But here is the hardest part. No one wants to leave home and it’s my opinion that many go downhill the moment they do. However lovely the facility, no matter the plants are lush, the fountain in the entry is elegant, or however meticulous the mint leaf is applied to the dollop of whip cream on the pie in the dining room, what matters is how does Mom and Dad fit it? Are they individual people or just Room 102 to the staff?
The other issue to be aware of is that in their own home, either married or single, elders do not perceive they have aged. They have an intellectual awareness of their age and know they can not do as much as a 20 year old, but they arrived here in the third age in small doses and are still managing at home with much of their intellect intact. So they feel “fine”! Do you feel old? But when they arrive in assisted living, surrounded by stainless walkers, canes, oxygen tanks, bent heads, and often medicated fellows, they get depressed. There are mirrors everywhere for them in the faces of the other residents and there is no denying they are old and suddenly the body reacts that way. I have seen many vibrant and active 80+ year olds spiral down after moving to assisted living.
Often, what these elders need is some in home help. Someone to tidy up, prepare meals, take out the trash, dispense meds, change sheets. And the all important companionship. Strong personal attachments are formed if the caregiver is truly loving and concerned for the elder. This can be life altering for the elder parent.
I am a strong advocate of aging in place. Modify the house, adjust levers and knobs to be easy to navigate, make showers negotiable, put a high watt bulb in the refrigerator so food can be identified, organize delivered groceries, or Meals on Wheels, and get the all important companionship arranged, particularly for a single older person.
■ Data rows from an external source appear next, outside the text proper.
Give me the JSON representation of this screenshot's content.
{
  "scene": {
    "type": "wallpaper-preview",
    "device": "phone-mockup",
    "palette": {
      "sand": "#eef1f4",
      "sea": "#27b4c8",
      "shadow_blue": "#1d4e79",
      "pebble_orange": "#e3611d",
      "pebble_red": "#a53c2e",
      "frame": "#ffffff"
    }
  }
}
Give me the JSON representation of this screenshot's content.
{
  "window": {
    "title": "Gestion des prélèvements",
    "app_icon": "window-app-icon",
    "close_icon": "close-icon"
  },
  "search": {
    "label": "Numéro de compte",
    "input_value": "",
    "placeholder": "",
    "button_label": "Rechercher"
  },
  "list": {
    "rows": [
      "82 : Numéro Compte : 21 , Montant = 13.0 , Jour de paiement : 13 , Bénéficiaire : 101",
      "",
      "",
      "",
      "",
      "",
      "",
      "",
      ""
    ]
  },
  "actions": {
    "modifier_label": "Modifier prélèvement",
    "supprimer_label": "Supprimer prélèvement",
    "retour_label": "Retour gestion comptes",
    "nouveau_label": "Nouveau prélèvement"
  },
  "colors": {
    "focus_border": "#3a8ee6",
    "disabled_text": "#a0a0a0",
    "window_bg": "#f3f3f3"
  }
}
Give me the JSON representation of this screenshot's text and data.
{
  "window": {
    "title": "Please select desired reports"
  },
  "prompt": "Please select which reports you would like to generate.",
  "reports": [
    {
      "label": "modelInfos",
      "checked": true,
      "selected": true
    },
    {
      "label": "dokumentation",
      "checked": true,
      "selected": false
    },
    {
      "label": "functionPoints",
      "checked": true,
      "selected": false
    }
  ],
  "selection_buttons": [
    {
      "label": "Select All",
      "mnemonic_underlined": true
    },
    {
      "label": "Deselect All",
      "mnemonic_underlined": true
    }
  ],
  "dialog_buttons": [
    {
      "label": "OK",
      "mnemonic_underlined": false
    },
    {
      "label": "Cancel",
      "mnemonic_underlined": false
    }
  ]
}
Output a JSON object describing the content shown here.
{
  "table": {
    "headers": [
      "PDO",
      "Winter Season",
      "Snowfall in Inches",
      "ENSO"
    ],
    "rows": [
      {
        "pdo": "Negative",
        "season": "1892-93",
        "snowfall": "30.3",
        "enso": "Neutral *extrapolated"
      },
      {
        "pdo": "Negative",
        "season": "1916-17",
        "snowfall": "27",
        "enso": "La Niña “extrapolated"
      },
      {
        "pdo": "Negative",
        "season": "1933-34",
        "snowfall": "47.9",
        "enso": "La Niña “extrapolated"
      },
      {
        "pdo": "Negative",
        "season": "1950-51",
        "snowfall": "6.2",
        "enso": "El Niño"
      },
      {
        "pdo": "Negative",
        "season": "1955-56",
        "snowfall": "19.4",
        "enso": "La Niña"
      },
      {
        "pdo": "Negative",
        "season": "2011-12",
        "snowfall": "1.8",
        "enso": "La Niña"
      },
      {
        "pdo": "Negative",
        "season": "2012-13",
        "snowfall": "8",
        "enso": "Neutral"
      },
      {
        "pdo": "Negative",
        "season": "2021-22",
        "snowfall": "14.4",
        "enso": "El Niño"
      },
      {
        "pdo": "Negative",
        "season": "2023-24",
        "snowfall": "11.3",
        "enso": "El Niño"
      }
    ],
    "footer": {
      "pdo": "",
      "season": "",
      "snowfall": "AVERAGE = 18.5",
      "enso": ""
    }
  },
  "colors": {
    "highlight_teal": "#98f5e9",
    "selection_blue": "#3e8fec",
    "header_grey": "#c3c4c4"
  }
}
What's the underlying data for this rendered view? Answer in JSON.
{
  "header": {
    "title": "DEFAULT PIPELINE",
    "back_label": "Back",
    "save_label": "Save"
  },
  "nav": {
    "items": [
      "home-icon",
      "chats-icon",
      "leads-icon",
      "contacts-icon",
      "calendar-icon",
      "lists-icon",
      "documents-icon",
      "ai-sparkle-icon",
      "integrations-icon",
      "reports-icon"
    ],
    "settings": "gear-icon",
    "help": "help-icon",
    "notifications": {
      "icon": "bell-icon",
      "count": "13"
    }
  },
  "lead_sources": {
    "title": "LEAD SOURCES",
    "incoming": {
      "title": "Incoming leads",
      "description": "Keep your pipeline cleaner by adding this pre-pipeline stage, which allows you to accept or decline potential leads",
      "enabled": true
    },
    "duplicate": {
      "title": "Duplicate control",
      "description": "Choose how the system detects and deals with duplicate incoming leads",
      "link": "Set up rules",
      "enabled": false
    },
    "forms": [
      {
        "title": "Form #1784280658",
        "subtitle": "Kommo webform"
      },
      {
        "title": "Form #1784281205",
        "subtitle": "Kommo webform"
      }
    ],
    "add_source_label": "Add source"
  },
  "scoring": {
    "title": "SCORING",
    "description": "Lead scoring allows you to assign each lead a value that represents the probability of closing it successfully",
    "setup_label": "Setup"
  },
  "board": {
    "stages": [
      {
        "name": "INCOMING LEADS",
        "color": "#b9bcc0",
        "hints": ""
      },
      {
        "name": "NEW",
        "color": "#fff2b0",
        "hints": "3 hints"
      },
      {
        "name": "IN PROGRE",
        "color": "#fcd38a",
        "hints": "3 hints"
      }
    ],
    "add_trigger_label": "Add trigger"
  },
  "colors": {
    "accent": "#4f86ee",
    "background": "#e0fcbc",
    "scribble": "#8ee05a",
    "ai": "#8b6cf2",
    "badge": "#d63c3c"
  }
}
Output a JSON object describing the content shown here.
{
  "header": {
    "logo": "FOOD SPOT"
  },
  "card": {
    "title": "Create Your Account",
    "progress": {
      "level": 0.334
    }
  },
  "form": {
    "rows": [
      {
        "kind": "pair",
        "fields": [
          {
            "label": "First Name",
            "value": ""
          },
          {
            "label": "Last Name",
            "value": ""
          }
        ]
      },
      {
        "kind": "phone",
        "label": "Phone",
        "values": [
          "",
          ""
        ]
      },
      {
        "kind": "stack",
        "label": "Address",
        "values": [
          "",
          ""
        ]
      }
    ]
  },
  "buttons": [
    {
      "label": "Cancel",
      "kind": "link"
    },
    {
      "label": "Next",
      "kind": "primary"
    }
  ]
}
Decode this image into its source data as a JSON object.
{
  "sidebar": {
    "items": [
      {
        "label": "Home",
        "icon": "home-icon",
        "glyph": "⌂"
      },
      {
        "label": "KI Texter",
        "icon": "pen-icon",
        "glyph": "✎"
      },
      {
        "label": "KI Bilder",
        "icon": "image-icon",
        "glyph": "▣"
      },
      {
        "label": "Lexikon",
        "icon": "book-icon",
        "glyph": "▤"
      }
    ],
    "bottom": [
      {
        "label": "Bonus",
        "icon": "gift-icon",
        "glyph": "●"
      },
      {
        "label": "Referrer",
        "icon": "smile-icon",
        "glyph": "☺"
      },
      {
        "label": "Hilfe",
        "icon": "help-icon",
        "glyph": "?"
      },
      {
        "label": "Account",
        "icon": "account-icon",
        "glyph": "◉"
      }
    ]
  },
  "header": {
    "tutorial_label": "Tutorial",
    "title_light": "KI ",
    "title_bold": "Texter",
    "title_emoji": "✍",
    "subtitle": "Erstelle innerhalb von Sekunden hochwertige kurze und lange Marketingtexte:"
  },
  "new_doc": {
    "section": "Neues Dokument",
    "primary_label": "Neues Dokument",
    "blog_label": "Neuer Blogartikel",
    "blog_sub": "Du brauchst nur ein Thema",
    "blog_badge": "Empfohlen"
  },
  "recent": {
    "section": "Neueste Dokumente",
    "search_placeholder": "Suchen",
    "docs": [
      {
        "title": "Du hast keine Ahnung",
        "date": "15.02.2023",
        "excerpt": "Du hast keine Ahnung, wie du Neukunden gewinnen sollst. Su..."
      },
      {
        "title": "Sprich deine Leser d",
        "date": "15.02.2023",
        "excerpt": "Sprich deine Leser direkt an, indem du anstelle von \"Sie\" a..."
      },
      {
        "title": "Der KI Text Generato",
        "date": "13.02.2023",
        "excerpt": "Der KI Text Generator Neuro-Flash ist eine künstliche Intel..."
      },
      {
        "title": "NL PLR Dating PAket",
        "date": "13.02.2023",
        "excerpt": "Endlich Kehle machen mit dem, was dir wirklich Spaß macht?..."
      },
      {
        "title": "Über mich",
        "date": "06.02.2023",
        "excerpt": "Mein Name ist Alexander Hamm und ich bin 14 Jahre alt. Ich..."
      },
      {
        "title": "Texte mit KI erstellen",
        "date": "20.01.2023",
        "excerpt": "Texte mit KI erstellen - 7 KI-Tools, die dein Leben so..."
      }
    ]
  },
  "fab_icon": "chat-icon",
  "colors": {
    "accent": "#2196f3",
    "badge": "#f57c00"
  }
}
Give great thought before you commit an elder to a facility. While the word care will appear over and over in the marketing and often the name, it is really a “system” and your parent or loved one will be forced to fit in and comply.